Digital volunteerism is quickly establishing itself as a consistent feature of crisis events. In previous research, we examined an emergent group of digital volunteers, the self-termed voluntweeters, who came together after the Haiti earthquake to assist in response efforts. This study expands that work, following a subgroup of the voluntweeters as they organize into a formal response agency.
Humanity Road is a first-of-its-kind, formal non-profit in the domain of digital disaster response. The organization is almost entirely virtual, bringing together volunteers from all over the world with a mission that includes educating the public on how to survive disaster events and assisting in response efforts during events by filtering, verifying, and routing crisis-related information.
Appropriating Available Tools
Humanity Road appropriates available ICT for all of its work.
- Twitter: To send out educational messages; to find information during disasters; and to recruit new members.
- Skype: To coordinate internally, to collaborate with other groups; to train volunteers; to organize between events; and as a backchannel all the time where volunteers can go to relax and to strengthen relationships with each other.
- Google Docs: To coordinate their information gathering activities during disaster events.
Technology and Action Shape the Organization
Taking a perspective based on Gidden’s theory of structuration and Orlikowski’s description of the duality of technology, this paper examines how Humanity Road’s evolving work practices, mission, and position within the ecosystem of emergency response are shaped by the tools volunteers appropriate and the actions that volunteers take with these tools.
Sustaining the Organization Through Episodic Volunteering
With a mission of responding to disasters all over the world, all the time, volunteers can quickly become exhausted. Our research shows how Humanity Road has adapted to possibilities and constraints of their tools, as well as the subtleties of disaster volunteerism, to sustain. This includes actively shaping their mission and work practices to recruit and accommodate spontaneous and episodic volunteers, enabling them to increase their work capacity when they really need to—during crisis events.

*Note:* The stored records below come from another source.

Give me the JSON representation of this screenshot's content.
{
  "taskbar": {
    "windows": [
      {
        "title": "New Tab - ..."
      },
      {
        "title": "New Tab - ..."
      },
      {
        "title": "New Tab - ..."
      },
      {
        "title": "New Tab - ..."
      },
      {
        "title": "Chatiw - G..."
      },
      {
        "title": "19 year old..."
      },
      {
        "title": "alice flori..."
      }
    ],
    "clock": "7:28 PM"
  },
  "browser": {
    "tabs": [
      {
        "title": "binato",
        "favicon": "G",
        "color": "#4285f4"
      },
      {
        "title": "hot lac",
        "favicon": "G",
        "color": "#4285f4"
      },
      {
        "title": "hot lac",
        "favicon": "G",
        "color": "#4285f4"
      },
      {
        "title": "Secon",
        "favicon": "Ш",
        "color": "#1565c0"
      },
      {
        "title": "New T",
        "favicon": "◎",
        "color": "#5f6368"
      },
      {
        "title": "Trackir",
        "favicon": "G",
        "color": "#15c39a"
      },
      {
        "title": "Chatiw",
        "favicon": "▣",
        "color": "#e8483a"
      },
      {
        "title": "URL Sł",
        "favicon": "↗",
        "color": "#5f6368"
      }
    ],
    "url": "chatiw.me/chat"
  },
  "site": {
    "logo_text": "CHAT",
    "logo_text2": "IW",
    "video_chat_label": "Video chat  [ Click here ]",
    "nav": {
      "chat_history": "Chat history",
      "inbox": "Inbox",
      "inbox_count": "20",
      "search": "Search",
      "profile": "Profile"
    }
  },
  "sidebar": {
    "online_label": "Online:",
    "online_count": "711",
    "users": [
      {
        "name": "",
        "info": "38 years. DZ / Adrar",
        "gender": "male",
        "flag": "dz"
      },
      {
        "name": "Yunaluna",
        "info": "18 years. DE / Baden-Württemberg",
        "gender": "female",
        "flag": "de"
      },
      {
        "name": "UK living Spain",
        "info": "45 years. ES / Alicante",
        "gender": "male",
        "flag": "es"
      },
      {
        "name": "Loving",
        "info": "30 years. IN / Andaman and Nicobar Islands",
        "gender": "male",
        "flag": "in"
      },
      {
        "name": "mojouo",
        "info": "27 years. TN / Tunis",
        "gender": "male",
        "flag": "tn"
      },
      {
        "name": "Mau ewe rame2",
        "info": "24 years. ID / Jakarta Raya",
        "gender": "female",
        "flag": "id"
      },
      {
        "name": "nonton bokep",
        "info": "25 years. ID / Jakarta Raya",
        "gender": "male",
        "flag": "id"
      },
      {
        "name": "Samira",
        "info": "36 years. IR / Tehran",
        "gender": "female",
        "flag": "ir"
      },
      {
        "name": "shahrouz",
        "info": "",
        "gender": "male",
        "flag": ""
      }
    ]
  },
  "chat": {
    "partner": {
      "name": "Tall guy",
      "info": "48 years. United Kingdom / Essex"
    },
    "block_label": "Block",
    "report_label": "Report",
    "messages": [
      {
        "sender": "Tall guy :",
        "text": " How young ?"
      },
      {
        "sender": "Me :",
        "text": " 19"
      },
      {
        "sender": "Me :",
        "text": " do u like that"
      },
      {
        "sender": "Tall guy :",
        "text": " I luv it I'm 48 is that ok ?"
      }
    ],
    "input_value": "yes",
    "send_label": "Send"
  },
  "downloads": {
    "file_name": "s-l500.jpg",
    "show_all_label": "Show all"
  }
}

Humanity Road as Stewards of the Commons
Looking at the nascent organization’s impact, and building off Hess and Ostrom’s concept of a “knowledge commons,” we view Humanity Road acting—in both their educational role and through their consistent work to shape the information space after disaster events into a usable resource—as stewards of the commons.
For more, see our full paper, Working and Sustaining the Virtual Disaster Desk.
Kate Starbird, University of Washington
Leysia Palen, University of Colorado